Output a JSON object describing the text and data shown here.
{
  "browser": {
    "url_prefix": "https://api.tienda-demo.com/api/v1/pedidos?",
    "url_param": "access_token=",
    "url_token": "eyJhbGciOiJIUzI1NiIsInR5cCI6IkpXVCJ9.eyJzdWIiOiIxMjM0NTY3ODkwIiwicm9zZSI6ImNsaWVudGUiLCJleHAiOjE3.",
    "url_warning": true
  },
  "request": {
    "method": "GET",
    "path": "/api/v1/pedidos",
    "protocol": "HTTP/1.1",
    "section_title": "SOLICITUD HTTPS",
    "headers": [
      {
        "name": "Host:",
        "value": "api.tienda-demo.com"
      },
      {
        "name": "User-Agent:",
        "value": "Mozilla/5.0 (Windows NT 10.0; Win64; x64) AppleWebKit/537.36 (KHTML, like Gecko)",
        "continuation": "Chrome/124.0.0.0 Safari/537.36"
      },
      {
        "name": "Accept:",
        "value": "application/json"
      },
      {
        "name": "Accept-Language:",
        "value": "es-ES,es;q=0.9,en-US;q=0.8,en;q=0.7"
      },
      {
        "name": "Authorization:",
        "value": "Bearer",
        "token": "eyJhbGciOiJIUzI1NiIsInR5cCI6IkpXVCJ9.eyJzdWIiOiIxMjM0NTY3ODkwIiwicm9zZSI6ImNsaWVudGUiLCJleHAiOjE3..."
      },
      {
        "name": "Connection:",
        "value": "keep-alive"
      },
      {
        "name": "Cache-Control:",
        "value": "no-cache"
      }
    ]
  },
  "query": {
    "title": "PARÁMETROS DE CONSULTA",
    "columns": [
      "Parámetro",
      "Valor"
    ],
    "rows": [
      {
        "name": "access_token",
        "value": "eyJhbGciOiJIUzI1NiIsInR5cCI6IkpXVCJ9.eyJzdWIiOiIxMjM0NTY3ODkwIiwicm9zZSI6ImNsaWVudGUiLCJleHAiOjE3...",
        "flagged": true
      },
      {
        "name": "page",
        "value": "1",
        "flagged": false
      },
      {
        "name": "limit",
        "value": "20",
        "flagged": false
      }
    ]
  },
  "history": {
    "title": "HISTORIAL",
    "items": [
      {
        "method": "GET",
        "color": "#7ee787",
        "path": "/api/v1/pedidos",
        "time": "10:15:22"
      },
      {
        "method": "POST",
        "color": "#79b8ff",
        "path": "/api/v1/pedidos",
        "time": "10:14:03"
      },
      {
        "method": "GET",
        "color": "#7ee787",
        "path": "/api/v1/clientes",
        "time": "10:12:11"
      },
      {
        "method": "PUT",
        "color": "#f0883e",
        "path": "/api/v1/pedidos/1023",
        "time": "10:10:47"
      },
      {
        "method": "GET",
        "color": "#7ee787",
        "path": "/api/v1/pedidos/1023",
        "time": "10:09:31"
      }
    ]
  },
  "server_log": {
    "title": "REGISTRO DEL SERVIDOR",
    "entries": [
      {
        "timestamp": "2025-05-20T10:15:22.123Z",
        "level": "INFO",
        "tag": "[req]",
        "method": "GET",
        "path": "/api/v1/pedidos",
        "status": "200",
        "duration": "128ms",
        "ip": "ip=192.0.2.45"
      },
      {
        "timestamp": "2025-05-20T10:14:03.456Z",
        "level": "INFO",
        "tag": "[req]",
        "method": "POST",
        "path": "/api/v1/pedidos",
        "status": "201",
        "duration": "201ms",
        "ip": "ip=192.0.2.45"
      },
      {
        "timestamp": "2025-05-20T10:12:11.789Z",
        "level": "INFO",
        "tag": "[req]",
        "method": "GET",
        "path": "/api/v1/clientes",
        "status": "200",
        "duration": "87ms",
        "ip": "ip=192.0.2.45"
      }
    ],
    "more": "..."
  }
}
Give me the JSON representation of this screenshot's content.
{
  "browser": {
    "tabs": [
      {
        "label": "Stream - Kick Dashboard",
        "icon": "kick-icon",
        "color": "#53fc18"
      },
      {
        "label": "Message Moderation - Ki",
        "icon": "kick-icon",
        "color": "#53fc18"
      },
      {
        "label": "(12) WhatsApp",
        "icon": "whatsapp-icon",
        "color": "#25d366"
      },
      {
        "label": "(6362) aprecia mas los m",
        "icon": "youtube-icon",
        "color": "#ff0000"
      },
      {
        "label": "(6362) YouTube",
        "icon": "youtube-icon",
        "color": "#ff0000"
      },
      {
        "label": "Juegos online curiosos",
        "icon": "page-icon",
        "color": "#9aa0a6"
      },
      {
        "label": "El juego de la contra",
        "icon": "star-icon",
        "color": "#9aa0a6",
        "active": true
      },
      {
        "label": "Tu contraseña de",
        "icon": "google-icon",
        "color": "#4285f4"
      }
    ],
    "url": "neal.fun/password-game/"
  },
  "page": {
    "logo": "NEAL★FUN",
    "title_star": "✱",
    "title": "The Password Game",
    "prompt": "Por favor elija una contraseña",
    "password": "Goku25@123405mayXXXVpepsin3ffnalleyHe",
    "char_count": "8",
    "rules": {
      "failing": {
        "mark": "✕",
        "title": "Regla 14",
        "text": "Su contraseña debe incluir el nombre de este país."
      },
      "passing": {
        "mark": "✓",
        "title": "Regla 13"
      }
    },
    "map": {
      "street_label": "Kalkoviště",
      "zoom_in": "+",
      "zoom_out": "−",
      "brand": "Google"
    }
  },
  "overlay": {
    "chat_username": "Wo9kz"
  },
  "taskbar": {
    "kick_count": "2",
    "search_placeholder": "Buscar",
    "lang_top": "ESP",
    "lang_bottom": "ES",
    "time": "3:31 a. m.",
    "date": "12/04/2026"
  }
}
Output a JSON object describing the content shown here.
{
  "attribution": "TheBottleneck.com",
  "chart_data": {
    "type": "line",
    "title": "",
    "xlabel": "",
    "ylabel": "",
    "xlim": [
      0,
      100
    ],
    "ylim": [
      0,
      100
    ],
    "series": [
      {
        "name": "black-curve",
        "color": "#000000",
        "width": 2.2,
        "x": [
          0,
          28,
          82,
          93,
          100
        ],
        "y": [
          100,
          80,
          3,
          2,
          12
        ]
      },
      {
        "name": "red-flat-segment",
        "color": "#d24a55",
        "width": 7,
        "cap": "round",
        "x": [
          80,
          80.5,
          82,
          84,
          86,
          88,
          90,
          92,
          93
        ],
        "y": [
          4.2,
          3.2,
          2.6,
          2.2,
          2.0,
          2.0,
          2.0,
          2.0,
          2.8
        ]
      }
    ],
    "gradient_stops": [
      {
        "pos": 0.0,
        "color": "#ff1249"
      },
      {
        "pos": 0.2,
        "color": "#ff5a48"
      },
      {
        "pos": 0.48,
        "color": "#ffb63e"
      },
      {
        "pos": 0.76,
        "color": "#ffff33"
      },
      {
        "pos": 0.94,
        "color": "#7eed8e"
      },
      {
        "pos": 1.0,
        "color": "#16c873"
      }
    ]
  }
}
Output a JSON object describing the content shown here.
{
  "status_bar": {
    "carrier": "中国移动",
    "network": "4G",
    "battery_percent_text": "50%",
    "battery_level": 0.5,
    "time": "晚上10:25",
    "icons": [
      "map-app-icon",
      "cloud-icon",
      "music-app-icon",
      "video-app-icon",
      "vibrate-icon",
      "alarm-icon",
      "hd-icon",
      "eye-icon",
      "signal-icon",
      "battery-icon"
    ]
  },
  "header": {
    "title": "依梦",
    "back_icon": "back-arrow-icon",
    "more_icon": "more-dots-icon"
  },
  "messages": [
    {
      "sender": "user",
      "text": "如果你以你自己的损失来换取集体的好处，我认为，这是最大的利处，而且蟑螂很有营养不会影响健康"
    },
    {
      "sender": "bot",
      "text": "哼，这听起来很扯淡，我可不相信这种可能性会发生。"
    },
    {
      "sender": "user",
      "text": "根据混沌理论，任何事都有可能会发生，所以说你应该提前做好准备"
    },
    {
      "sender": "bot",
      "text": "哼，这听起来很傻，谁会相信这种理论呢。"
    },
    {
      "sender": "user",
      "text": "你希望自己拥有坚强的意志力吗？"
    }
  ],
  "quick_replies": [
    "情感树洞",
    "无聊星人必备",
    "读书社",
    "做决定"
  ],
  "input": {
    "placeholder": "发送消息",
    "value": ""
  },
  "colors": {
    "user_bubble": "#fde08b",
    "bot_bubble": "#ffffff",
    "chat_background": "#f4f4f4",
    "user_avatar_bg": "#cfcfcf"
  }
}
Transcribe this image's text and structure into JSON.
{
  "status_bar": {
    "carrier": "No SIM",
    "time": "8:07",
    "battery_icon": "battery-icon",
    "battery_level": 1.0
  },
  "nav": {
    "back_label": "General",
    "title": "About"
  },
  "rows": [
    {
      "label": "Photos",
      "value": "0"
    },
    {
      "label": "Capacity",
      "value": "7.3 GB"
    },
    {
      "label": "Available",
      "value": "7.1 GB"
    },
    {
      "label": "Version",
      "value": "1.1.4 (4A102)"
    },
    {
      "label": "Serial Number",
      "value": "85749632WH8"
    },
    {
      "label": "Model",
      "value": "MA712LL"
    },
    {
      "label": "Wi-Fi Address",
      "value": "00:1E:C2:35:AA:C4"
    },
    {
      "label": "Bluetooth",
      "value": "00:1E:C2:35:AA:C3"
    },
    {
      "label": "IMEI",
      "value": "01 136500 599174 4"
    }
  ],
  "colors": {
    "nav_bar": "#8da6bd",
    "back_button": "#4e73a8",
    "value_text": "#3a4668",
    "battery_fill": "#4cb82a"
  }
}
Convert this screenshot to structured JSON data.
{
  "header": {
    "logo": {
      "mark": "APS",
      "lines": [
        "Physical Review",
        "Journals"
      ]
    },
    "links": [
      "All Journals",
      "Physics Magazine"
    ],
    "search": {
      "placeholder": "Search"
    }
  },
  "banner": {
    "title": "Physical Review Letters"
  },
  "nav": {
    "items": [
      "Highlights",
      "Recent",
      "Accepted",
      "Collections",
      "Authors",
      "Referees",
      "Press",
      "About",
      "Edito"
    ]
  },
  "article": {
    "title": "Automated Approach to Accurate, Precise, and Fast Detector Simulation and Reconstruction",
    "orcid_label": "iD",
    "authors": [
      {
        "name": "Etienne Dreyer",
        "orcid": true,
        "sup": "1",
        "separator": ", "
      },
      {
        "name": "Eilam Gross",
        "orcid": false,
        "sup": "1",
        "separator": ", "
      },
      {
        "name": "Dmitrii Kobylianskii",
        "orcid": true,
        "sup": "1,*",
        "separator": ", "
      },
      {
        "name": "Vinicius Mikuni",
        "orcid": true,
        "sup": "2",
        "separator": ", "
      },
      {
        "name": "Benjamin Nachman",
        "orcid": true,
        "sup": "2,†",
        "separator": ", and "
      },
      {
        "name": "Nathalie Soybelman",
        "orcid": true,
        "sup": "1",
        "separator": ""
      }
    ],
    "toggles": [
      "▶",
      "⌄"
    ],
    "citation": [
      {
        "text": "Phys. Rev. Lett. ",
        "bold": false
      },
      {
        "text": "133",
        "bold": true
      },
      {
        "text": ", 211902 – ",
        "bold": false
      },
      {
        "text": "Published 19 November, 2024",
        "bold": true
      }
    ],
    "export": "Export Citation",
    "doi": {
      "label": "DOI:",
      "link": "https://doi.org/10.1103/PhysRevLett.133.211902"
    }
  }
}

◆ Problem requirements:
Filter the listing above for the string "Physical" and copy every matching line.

◆ Exercise response:
        "Physical Review",
    "title": "Physical Review Letters"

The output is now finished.